The couple moved to London soon after, then to Sheffield where they opened Gusto Italiano, on Church Street.

“It was a difficult time for us in the beginning,” says Ester. “We wanted to keep the quality high, so we spent all our money on the food and at first couldn’t afford any staff. There was just Saverio front of house and I was alone in the kitchen.

“As we were a new business, a lot of suppliers wouldn’t give us credit, so we had to make trips to the wholesalers ourselves every morning. One time I came across these beautiful skinny aubergines, so I bought two kilos. I dusted off an old family recipe and made a large melanzane parmigiana. Everyone loved it, and it soon became a favourite on the menu.

“My top tips for making this dish are to use dry mozzarella, not the balls stored in milky water, as they’re too wet and they can make the dish sloppy. Also use the skinny aubergines if you can get them – the fat ones tend to have pips in them. Finally, unlike some recipes, I only use two layers of tomato sauce, one at the bottom and one at the top.

“This dish takes me back to those early days in Gusto Italiano,” says Ester. “We’ve come a long way since then, and if it wasn’t for our customers we wouldn’t be here.

“I’d like to thank the people of Sheffield for all their support over the years. I’m grateful to every single one of them that has walked through our doors. Grazie mille.”


Ingredients (serves 4)

extra virgin olive oil

2 shallots, finely sliced

9-10 ripe tomatoes (on the vine), finely chopped

pinch of salt

small bunch of basil, chopped

8 skinny aubergines, sliced lengthwise, about half a centimetre thick

plain flour for dusting

300g dry mozzarella, sliced

125g Parmesan, finely grated

bunch of fresh oregano, finely chopped

olive oil for deep frying


Heat a little extra virgin olive oil in a pan. Once hot, add the shallots and fry gently until golden.

Add the tomatoes and once they start to sizzle add a little water. Season with salt and cook for 20 minutes, until the mixture starts to dry a little.

Stir in a small handful of basil and leave to cool.

When cool, blend until smooth and finally pass through a sieve to achieve a creamy texture. Set to one side.

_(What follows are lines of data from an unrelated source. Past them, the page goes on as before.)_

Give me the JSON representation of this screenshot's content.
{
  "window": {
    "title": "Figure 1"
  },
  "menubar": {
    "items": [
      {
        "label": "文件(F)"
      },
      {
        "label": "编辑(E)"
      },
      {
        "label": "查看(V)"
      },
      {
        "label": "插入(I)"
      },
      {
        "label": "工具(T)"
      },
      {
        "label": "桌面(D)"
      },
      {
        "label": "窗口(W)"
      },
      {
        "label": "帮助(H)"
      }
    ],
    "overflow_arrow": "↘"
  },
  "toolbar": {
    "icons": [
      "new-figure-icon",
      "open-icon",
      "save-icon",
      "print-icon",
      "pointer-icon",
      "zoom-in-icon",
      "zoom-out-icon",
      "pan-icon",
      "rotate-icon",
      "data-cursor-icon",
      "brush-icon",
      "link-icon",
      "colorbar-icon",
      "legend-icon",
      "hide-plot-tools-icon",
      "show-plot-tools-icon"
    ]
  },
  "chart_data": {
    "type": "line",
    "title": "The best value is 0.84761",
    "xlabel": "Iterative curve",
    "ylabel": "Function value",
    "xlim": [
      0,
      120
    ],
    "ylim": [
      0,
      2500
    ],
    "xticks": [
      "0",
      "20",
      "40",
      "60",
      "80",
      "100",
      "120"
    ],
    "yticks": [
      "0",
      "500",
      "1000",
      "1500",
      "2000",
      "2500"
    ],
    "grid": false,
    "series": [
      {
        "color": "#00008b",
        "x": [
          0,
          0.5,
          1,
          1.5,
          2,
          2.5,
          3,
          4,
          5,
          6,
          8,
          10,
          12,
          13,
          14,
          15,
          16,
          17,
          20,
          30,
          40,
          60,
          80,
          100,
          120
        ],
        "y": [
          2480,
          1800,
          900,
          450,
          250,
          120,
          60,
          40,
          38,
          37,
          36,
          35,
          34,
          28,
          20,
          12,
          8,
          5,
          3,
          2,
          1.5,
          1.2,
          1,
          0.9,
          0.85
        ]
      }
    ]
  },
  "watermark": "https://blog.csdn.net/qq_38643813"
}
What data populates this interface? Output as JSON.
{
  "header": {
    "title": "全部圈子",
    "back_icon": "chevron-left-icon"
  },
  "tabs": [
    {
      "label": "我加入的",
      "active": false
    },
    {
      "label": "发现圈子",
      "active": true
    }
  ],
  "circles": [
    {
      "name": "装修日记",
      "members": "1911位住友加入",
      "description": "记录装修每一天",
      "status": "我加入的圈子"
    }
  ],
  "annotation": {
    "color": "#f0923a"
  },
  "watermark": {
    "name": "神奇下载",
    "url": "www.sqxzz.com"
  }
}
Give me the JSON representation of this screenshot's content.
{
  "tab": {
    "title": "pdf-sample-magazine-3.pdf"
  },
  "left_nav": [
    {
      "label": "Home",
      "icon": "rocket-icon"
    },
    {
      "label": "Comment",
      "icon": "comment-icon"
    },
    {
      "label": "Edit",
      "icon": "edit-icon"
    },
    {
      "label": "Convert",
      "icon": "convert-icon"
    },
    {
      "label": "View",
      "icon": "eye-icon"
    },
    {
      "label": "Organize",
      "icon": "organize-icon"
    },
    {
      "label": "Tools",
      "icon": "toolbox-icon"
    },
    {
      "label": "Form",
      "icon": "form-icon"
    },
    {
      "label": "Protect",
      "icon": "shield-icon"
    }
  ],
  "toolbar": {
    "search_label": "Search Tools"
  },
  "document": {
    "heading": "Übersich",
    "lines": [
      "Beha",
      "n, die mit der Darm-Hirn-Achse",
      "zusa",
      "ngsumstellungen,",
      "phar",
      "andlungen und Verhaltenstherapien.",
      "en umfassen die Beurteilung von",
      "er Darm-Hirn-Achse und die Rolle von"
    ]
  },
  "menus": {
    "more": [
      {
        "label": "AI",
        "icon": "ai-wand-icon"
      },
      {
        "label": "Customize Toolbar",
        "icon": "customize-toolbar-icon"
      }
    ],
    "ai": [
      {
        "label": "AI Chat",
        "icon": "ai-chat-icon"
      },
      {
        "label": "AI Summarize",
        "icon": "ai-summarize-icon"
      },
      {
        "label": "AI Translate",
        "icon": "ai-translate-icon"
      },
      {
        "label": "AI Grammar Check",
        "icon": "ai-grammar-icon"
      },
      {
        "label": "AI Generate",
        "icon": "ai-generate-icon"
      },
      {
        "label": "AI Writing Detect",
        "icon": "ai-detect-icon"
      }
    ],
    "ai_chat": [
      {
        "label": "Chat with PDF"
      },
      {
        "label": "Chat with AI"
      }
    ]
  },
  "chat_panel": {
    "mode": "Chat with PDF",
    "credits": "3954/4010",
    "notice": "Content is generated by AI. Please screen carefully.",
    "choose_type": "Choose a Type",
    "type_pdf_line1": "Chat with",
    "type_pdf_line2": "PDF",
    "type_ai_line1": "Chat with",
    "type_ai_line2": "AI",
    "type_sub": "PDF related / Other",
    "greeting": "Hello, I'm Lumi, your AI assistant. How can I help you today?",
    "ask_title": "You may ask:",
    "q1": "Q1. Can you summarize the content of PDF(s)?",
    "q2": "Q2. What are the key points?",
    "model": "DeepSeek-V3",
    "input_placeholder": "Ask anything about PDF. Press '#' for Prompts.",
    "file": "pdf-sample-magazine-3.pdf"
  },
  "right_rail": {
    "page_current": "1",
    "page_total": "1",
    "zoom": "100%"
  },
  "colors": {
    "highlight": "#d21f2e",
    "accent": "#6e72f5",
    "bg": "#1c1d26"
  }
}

Take the aubergine slices and lightly dust them with an even covering of plain flour. Shake off the excess.

Heat a couple of inches of olive oil in a high-sided pan or pot until hot. Deep-fry the aubergine slices, in batches, for a minute or so on each side and drain on a plate lined with kitchen paper to get rid of excess oil.

Line a square dish (about 23cm) with the first layer of the tomato sauce. Start building the dish with layers of fried aubergine, mozzarella and a sprinkling of Parmesan, oregano and basil – and repeat until all the ingredients are used up.

Make sure the dish is level and push down with your hands to pack the layers in tightly. Then smear over the second layer of tomato sauce, not too much or you will make the dish sloppy.

Top with a sprinkling of Parmesan cheese and bake in a preheated oven at 190°C for 20 minutes.

To serve:

Allow the dish to cool for 5 minutes or so, then serve with chunk of crusty bread and a large glass of Italian red wine.

Also very good served cold. Buon appetito!